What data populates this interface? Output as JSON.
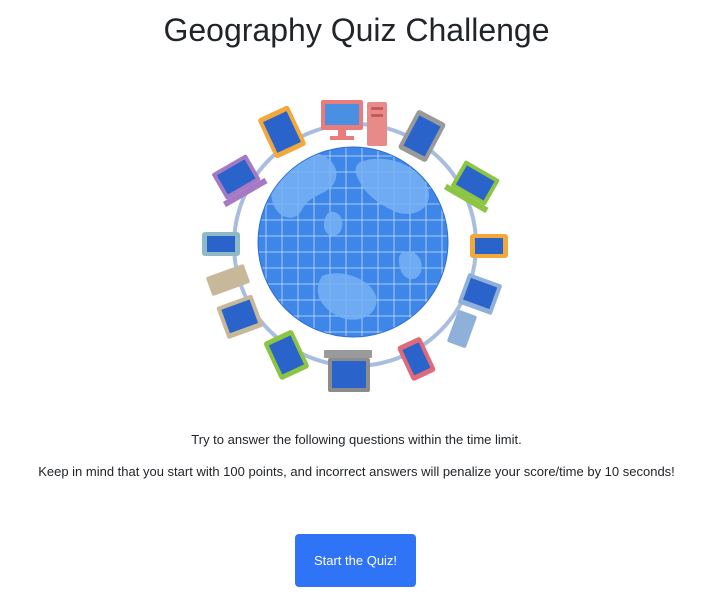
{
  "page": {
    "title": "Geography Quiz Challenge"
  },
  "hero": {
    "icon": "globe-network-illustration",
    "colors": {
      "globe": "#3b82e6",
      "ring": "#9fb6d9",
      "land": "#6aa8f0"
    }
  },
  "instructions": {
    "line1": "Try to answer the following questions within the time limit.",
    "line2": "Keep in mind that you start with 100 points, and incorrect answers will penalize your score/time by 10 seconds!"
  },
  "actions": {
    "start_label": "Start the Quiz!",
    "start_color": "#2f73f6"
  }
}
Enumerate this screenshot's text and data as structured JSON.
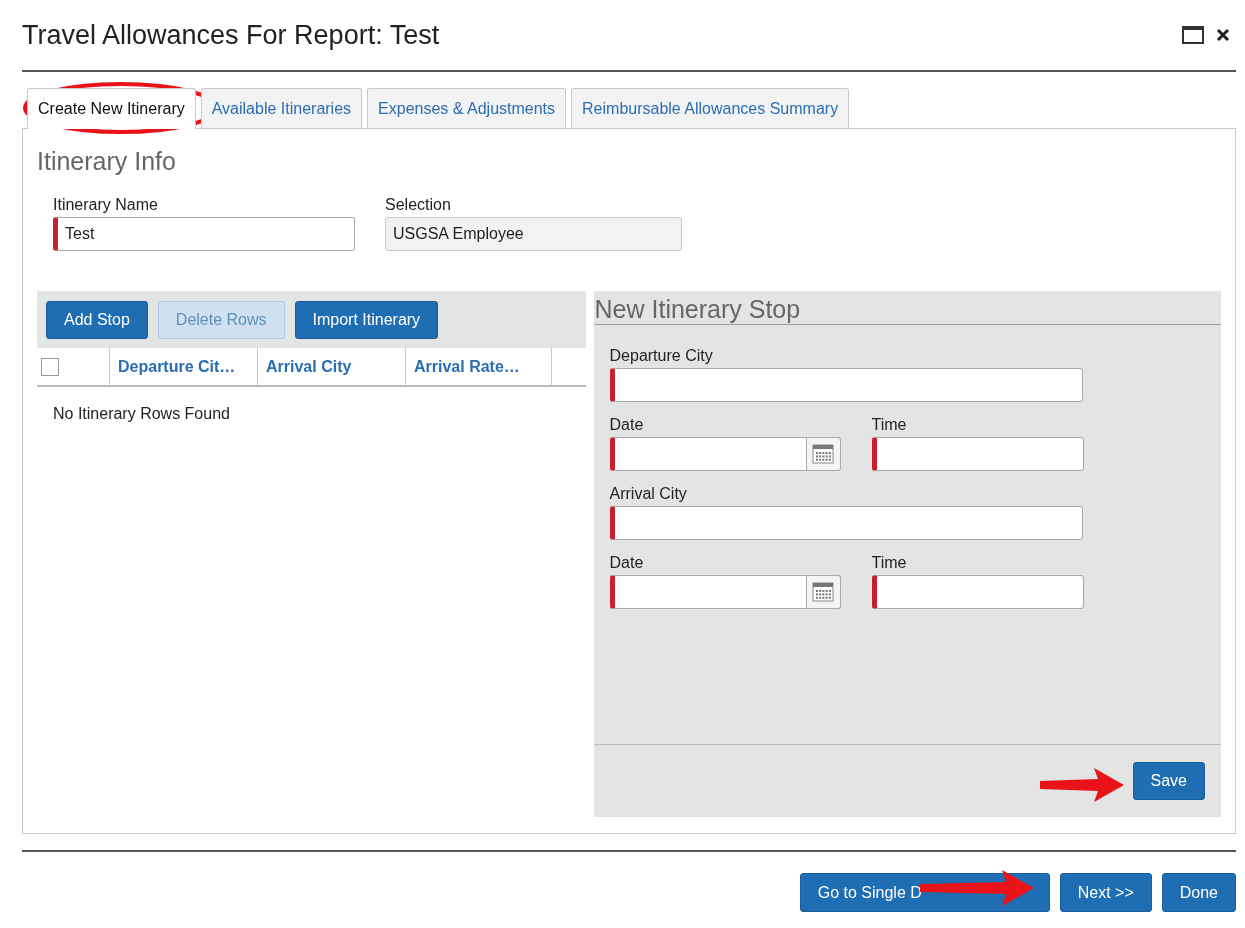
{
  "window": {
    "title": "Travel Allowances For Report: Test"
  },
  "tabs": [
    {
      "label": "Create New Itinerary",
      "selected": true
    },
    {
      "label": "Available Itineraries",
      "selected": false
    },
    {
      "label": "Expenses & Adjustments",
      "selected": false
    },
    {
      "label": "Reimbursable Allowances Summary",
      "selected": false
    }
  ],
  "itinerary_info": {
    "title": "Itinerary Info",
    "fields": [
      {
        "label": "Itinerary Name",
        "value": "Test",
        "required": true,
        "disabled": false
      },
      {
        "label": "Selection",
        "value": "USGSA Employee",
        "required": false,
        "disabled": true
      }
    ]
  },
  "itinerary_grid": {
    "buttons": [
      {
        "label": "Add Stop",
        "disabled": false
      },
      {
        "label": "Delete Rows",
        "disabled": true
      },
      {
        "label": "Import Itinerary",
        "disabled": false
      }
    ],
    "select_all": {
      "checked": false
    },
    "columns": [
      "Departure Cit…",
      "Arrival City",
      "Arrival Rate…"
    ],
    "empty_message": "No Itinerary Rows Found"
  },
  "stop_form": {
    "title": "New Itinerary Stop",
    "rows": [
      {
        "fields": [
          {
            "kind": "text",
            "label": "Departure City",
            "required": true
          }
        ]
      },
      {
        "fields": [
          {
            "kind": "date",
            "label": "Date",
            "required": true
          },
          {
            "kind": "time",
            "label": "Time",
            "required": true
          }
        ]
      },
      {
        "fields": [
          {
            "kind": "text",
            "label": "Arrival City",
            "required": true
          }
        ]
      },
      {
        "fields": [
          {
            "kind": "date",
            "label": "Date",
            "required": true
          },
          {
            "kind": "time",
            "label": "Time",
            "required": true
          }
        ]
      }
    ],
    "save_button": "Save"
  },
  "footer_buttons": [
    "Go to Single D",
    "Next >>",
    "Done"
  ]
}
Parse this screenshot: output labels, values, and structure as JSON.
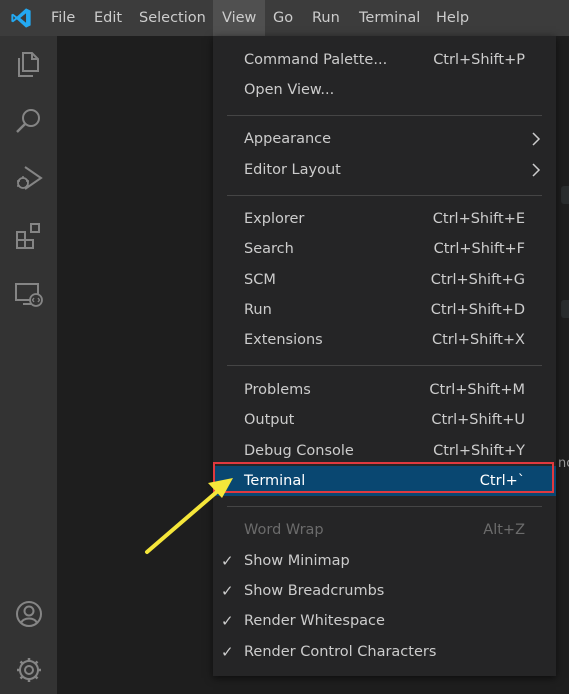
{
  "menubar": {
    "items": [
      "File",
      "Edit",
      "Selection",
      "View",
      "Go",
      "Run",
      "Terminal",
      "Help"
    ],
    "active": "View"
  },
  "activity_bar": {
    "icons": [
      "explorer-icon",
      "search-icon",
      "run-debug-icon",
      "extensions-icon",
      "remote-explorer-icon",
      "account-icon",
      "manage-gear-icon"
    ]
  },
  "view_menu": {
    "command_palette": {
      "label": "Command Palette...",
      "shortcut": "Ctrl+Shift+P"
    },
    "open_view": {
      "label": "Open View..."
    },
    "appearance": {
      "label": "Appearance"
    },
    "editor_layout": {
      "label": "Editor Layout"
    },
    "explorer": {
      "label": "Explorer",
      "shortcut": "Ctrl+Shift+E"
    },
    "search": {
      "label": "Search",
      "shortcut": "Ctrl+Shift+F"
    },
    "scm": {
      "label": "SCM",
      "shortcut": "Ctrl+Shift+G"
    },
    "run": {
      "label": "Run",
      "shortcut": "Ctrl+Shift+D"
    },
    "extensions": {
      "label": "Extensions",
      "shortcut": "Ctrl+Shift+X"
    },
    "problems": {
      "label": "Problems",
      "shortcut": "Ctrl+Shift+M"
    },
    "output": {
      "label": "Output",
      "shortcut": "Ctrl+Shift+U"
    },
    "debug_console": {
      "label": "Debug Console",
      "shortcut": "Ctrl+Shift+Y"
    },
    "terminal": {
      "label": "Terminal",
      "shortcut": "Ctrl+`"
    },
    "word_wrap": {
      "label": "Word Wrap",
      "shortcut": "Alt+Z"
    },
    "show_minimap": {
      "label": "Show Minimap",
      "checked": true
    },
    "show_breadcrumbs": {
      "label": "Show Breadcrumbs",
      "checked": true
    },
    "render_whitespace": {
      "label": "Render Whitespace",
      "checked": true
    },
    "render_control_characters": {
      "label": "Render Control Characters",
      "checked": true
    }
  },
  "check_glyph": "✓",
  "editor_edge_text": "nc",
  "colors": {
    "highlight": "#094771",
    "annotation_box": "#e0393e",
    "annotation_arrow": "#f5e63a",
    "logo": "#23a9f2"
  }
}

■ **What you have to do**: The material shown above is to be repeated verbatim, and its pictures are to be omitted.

■ **Expected answer**:
What data populates this interface? Output as JSON.
{
  "page": {
    "title": "Geography Quiz Challenge"
  },
  "hero": {
    "icon": "globe-network-illustration",
    "colors": {
      "globe": "#3b82e6",
      "ring": "#9fb6d9",
      "land": "#6aa8f0"
    }
  },
  "instructions": {
    "line1": "Try to answer the following questions within the time limit.",
    "line2": "Keep in mind that you start with 100 points, and incorrect answers will penalize your score/time by 10 seconds!"
  },
  "actions": {
    "start_label": "Start the Quiz!",
    "start_color": "#2f73f6"
  }
}
Enumerate this screenshot's text and data as structured JSON.
{
  "window": {
    "title": "Travel Allowances For Report: Test"
  },
  "tabs": [
    {
      "label": "Create New Itinerary",
      "selected": true
    },
    {
      "label": "Available Itineraries",
      "selected": false
    },
    {
      "label": "Expenses & Adjustments",
      "selected": false
    },
    {
      "label": "Reimbursable Allowances Summary",
      "selected": false
    }
  ],
  "itinerary_info": {
    "title": "Itinerary Info",
    "fields": [
      {
        "label": "Itinerary Name",
        "value": "Test",
        "required": true,
        "disabled": false
      },
      {
        "label": "Selection",
        "value": "USGSA Employee",
        "required": false,
        "disabled": true
      }
    ]
  },
  "itinerary_grid": {
    "buttons": [
      {
        "label": "Add Stop",
        "disabled": false
      },
      {
        "label": "Delete Rows",
        "disabled": true
      },
      {
        "label": "Import Itinerary",
        "disabled": false
      }
    ],
    "select_all": {
      "checked": false
    },
    "columns": [
      "Departure Cit…",
      "Arrival City",
      "Arrival Rate…"
    ],
    "empty_message": "No Itinerary Rows Found"
  },
  "stop_form": {
    "title": "New Itinerary Stop",
    "rows": [
      {
        "fields": [
          {
            "kind": "text",
            "label": "Departure City",
            "required": true
          }
        ]
      },
      {
        "fields": [
          {
            "kind": "date",
            "label": "Date",
            "required": true
          },
          {
            "kind": "time",
            "label": "Time",
            "required": true
          }
        ]
      },
      {
        "fields": [
          {
            "kind": "text",
            "label": "Arrival City",
            "required": true
          }
        ]
      },
      {
        "fields": [
          {
            "kind": "date",
            "label": "Date",
            "required": true
          },
          {
            "kind": "time",
            "label": "Time",
            "required": true
          }
        ]
      }
    ],
    "save_button": "Save"
  },
  "footer_buttons": [
    "Go to Single D",
    "Next >>",
    "Done"
  ]
}
Parse this screenshot: output labels, values, and structure as JSON.
{
  "menubar": {
    "items": [
      "File",
      "Edit",
      "Selection",
      "View",
      "Go",
      "Run",
      "Terminal",
      "Help"
    ],
    "active": "View"
  },
  "activity_bar": {
    "icons": [
      "explorer-icon",
      "search-icon",
      "run-debug-icon",
      "extensions-icon",
      "remote-explorer-icon",
      "account-icon",
      "manage-gear-icon"
    ]
  },
  "view_menu": {
    "command_palette": {
      "label": "Command Palette...",
      "shortcut": "Ctrl+Shift+P"
    },
    "open_view": {
      "label": "Open View..."
    },
    "appearance": {
      "label": "Appearance"
    },
    "editor_layout": {
      "label": "Editor Layout"
    },
    "explorer": {
      "label": "Explorer",
      "shortcut": "Ctrl+Shift+E"
    },
    "search": {
      "label": "Search",
      "shortcut": "Ctrl+Shift+F"
    },
    "scm": {
      "label": "SCM",
      "shortcut": "Ctrl+Shift+G"
    },
    "run": {
      "label": "Run",
      "shortcut": "Ctrl+Shift+D"
    },
    "extensions": {
      "label": "Extensions",
      "shortcut": "Ctrl+Shift+X"
    },
    "problems": {
      "label": "Problems",
      "shortcut": "Ctrl+Shift+M"
    },
    "output": {
      "label": "Output",
      "shortcut": "Ctrl+Shift+U"
    },
    "debug_console": {
      "label": "Debug Console",
      "shortcut": "Ctrl+Shift+Y"
    },
    "terminal": {
      "label": "Terminal",
      "shortcut": "Ctrl+`"
    },
    "word_wrap": {
      "label": "Word Wrap",
      "shortcut": "Alt+Z"
    },
    "show_minimap": {
      "label": "Show Minimap",
      "checked": true
    },
    "show_breadcrumbs": {
      "label": "Show Breadcrumbs",
      "checked": true
    },
    "render_whitespace": {
      "label": "Render Whitespace",
      "checked": true
    },
    "render_control_characters": {
      "label": "Render Control Characters",
      "checked": true
    }
  },
  "check_glyph": "✓",
  "editor_edge_text": "nc",
  "colors": {
    "highlight": "#094771",
    "annotation_box": "#e0393e",
    "annotation_arrow": "#f5e63a",
    "logo": "#23a9f2"
  }
}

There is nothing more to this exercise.